What to work on
An exact copy of every entry is needed, without any of the pictures.

Extracted material
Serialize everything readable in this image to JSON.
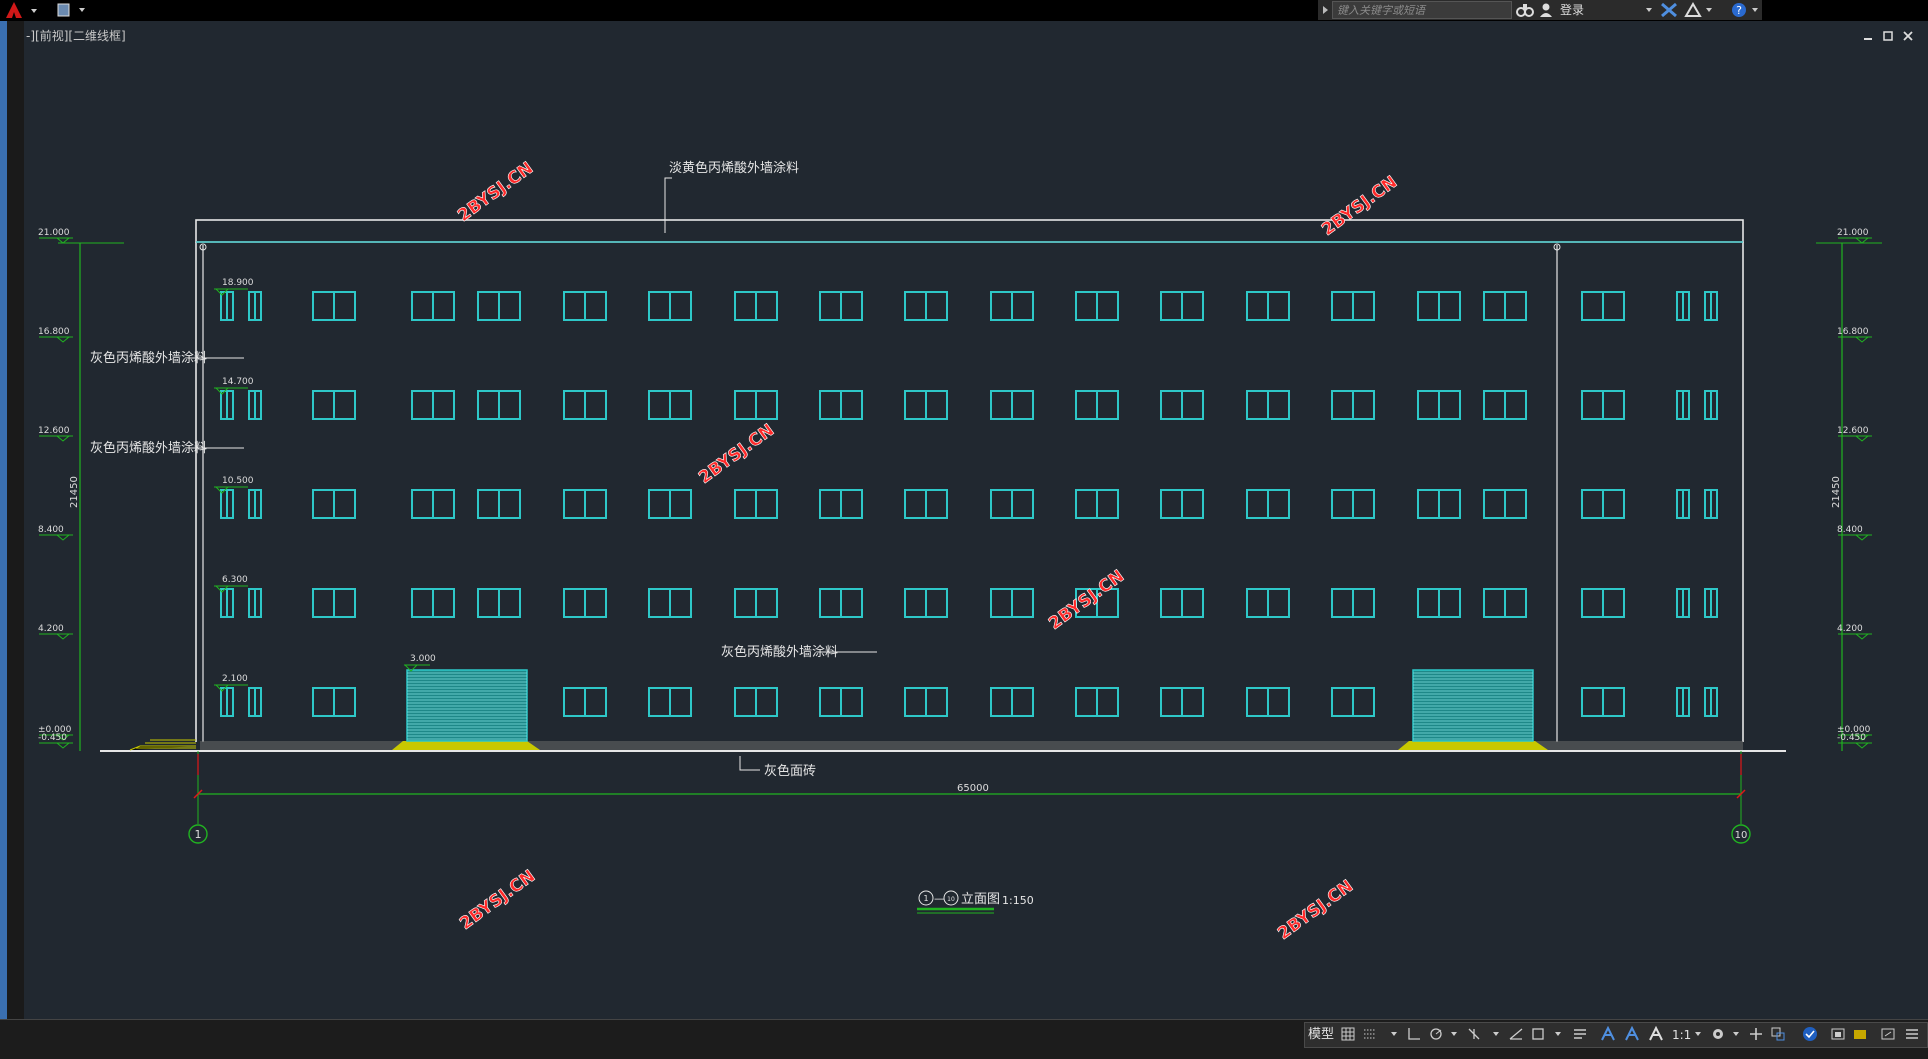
{
  "app": {
    "view_label": "-][前视][二维线框]",
    "search_placeholder": "键入关键字或短语",
    "login_label": "登录"
  },
  "drawing": {
    "watermark": "2BYSJ.CN",
    "left_elevations": [
      "21.000",
      "16.800",
      "12.600",
      "8.400",
      "4.200",
      "±0.000",
      "-0.450"
    ],
    "right_elevations": [
      "21.000",
      "16.800",
      "12.600",
      "8.400",
      "4.200",
      "±0.000",
      "-0.450"
    ],
    "inner_elevations": [
      "18.900",
      "14.700",
      "10.500",
      "6.300",
      "2.100"
    ],
    "door_elevation": "3.000",
    "total_height": "21450",
    "total_width": "65000",
    "axis_start": "1",
    "axis_end": "10",
    "notes": {
      "roof": "淡黄色丙烯酸外墙涂料",
      "wall1": "灰色丙烯酸外墙涂料",
      "wall2": "灰色丙烯酸外墙涂料",
      "wall3": "灰色丙烯酸外墙涂料",
      "base": "灰色面砖"
    },
    "title": {
      "axis_a": "1",
      "axis_b": "10",
      "dash": "—",
      "name": "立面图",
      "scale": "1:150"
    }
  },
  "status": {
    "model_label": "模型",
    "scale_label": "1:1"
  },
  "colors": {
    "window": "#2ec8c8",
    "dimension": "#21b321",
    "wall": "#e6e6e6",
    "door_base": "#c8c800",
    "watermark": "#ff2020"
  }
}
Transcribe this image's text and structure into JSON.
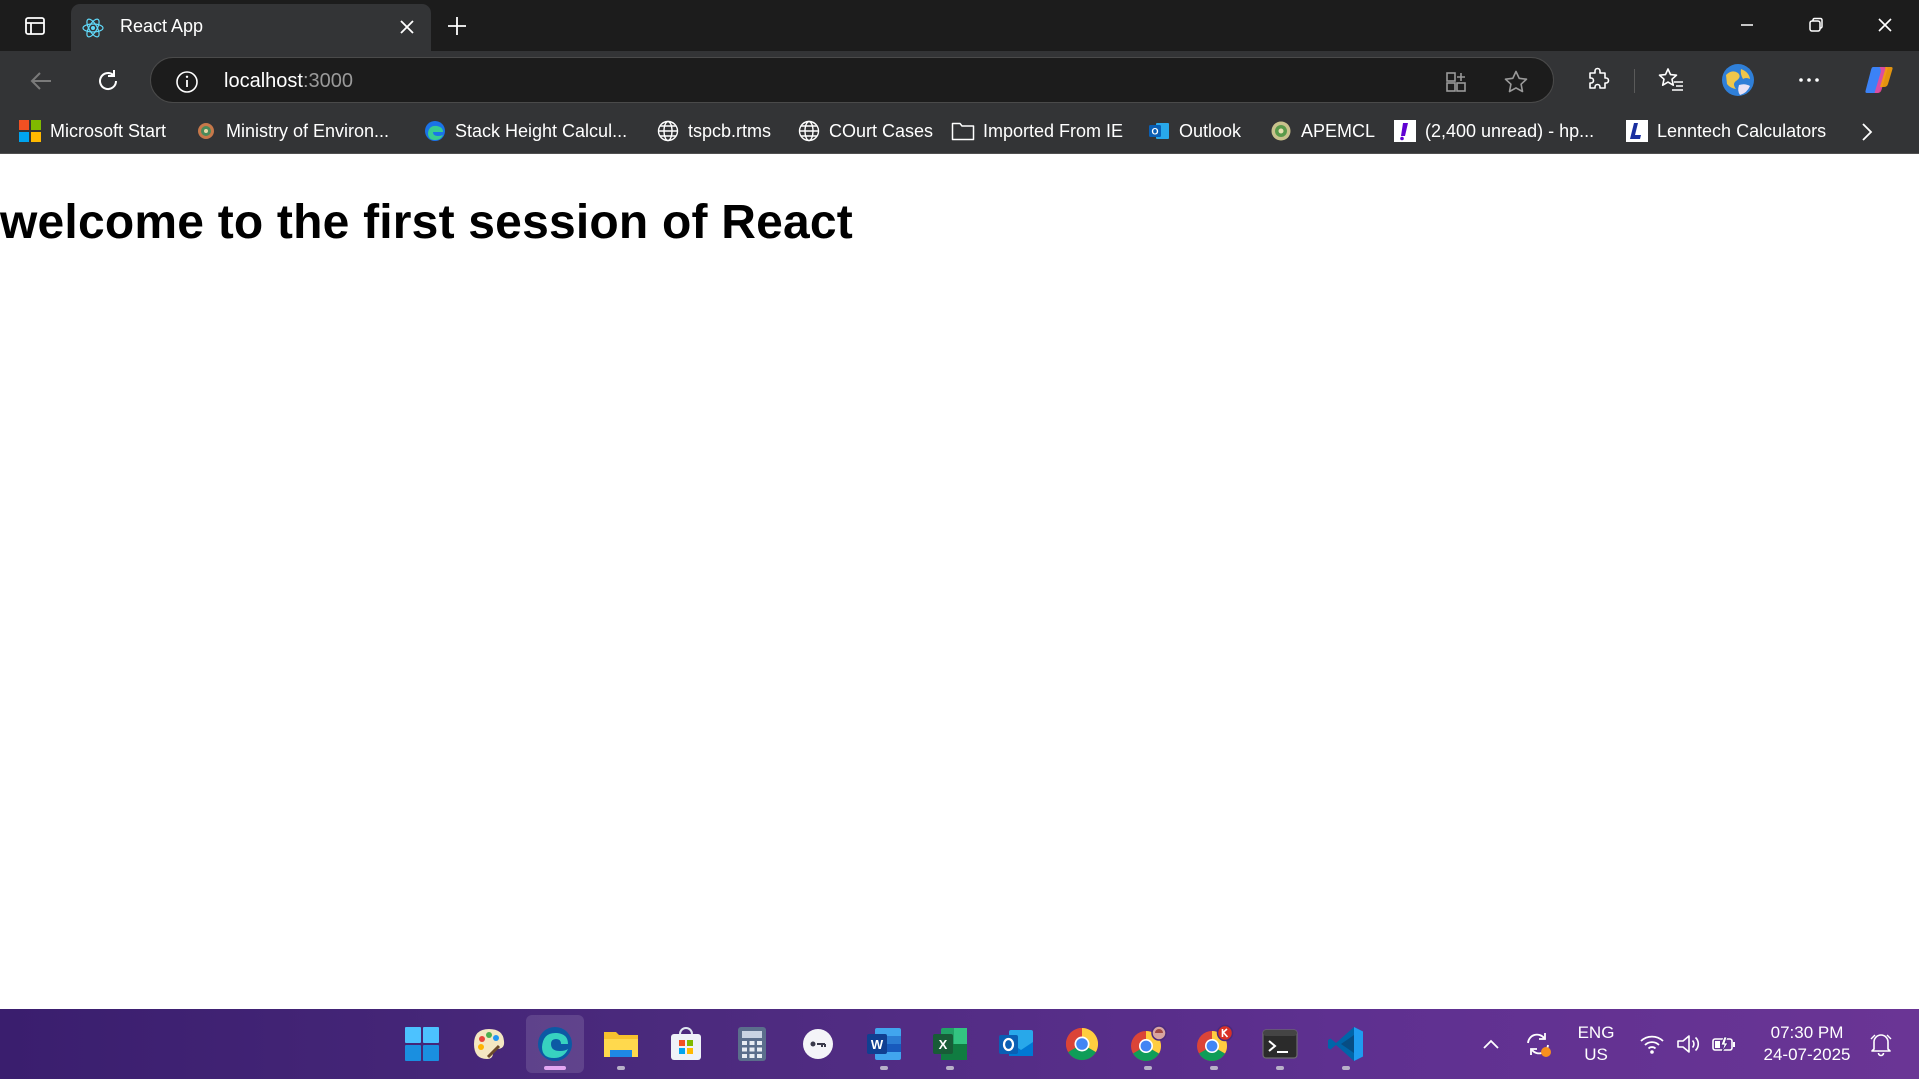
{
  "browser": {
    "tab": {
      "title": "React App",
      "favicon": "react-icon"
    },
    "address": {
      "host": "localhost",
      "port": ":3000"
    },
    "favorites": [
      {
        "label": "Microsoft Start",
        "icon": "microsoft-logo-icon"
      },
      {
        "label": "Ministry of Environ...",
        "icon": "emblem-icon"
      },
      {
        "label": "Stack Height Calcul...",
        "icon": "edge-icon"
      },
      {
        "label": "tspcb.rtms",
        "icon": "globe-icon"
      },
      {
        "label": "COurt Cases",
        "icon": "globe-icon"
      },
      {
        "label": "Imported From IE",
        "icon": "folder-icon"
      },
      {
        "label": "Outlook",
        "icon": "outlook-icon"
      },
      {
        "label": "APEMCL",
        "icon": "seal-icon"
      },
      {
        "label": "(2,400 unread) - hp...",
        "icon": "yahoo-mail-icon"
      },
      {
        "label": "Lenntech Calculators",
        "icon": "lenntech-icon"
      }
    ]
  },
  "page": {
    "heading": "welcome to the first session of React"
  },
  "taskbar": {
    "apps": [
      "start-icon",
      "paint-icon",
      "edge-icon",
      "file-explorer-icon",
      "store-icon",
      "calculator-icon",
      "connect-icon",
      "word-icon",
      "excel-icon",
      "outlook-icon",
      "chrome-icon",
      "chrome-profile-icon",
      "chrome-profile-k-icon",
      "terminal-icon",
      "vscode-icon"
    ],
    "tray": {
      "lang_line1": "ENG",
      "lang_line2": "US",
      "time": "07:30 PM",
      "date": "24-07-2025"
    }
  },
  "colors": {
    "tab_strip": "#1c1c1c",
    "toolbar": "#333436",
    "taskbar_start": "#3a1e6e",
    "taskbar_end": "#6a3595",
    "active_indicator": "#e3a6f2"
  }
}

Response for this exercise
Serialize everything readable in this image to JSON.
{
  "app": {
    "view_label": "-][前视][二维线框]",
    "search_placeholder": "键入关键字或短语",
    "login_label": "登录"
  },
  "drawing": {
    "watermark": "2BYSJ.CN",
    "left_elevations": [
      "21.000",
      "16.800",
      "12.600",
      "8.400",
      "4.200",
      "±0.000",
      "-0.450"
    ],
    "right_elevations": [
      "21.000",
      "16.800",
      "12.600",
      "8.400",
      "4.200",
      "±0.000",
      "-0.450"
    ],
    "inner_elevations": [
      "18.900",
      "14.700",
      "10.500",
      "6.300",
      "2.100"
    ],
    "door_elevation": "3.000",
    "total_height": "21450",
    "total_width": "65000",
    "axis_start": "1",
    "axis_end": "10",
    "notes": {
      "roof": "淡黄色丙烯酸外墙涂料",
      "wall1": "灰色丙烯酸外墙涂料",
      "wall2": "灰色丙烯酸外墙涂料",
      "wall3": "灰色丙烯酸外墙涂料",
      "base": "灰色面砖"
    },
    "title": {
      "axis_a": "1",
      "axis_b": "10",
      "dash": "—",
      "name": "立面图",
      "scale": "1:150"
    }
  },
  "status": {
    "model_label": "模型",
    "scale_label": "1:1"
  },
  "colors": {
    "window": "#2ec8c8",
    "dimension": "#21b321",
    "wall": "#e6e6e6",
    "door_base": "#c8c800",
    "watermark": "#ff2020"
  }
}
Transcribe this image's text and structure into JSON.
{
  "browser": {
    "tab": {
      "title": "React App",
      "favicon": "react-icon"
    },
    "address": {
      "host": "localhost",
      "port": ":3000"
    },
    "favorites": [
      {
        "label": "Microsoft Start",
        "icon": "microsoft-logo-icon"
      },
      {
        "label": "Ministry of Environ...",
        "icon": "emblem-icon"
      },
      {
        "label": "Stack Height Calcul...",
        "icon": "edge-icon"
      },
      {
        "label": "tspcb.rtms",
        "icon": "globe-icon"
      },
      {
        "label": "COurt Cases",
        "icon": "globe-icon"
      },
      {
        "label": "Imported From IE",
        "icon": "folder-icon"
      },
      {
        "label": "Outlook",
        "icon": "outlook-icon"
      },
      {
        "label": "APEMCL",
        "icon": "seal-icon"
      },
      {
        "label": "(2,400 unread) - hp...",
        "icon": "yahoo-mail-icon"
      },
      {
        "label": "Lenntech Calculators",
        "icon": "lenntech-icon"
      }
    ]
  },
  "page": {
    "heading": "welcome to the first session of React"
  },
  "taskbar": {
    "apps": [
      "start-icon",
      "paint-icon",
      "edge-icon",
      "file-explorer-icon",
      "store-icon",
      "calculator-icon",
      "connect-icon",
      "word-icon",
      "excel-icon",
      "outlook-icon",
      "chrome-icon",
      "chrome-profile-icon",
      "chrome-profile-k-icon",
      "terminal-icon",
      "vscode-icon"
    ],
    "tray": {
      "lang_line1": "ENG",
      "lang_line2": "US",
      "time": "07:30 PM",
      "date": "24-07-2025"
    }
  },
  "colors": {
    "tab_strip": "#1c1c1c",
    "toolbar": "#333436",
    "taskbar_start": "#3a1e6e",
    "taskbar_end": "#6a3595",
    "active_indicator": "#e3a6f2"
  }
}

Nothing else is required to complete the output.